--- START ---

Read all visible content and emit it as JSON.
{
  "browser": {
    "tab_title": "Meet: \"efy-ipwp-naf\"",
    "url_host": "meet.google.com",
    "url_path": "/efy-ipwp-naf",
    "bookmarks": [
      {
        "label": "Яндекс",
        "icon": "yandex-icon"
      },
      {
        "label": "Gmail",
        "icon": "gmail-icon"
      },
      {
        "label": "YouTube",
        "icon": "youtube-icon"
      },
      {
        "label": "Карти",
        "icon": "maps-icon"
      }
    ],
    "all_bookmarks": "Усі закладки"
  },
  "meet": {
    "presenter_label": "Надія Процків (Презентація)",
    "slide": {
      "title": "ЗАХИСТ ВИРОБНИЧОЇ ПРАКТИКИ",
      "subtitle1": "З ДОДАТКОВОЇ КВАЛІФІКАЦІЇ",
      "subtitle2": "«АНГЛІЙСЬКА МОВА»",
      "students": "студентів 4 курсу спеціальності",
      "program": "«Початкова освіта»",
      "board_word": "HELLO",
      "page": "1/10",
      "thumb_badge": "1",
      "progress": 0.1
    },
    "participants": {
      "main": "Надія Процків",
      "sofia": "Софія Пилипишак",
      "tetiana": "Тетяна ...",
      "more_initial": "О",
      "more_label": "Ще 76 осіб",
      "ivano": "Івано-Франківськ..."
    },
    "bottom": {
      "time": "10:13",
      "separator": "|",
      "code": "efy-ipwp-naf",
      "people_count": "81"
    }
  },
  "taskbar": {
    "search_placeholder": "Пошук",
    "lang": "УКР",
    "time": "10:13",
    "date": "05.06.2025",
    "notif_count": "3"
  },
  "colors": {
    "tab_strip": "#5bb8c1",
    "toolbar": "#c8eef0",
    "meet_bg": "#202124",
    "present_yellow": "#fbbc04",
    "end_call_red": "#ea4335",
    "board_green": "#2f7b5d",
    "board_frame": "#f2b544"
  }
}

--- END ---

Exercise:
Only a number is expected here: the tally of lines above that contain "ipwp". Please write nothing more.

Task answer:
3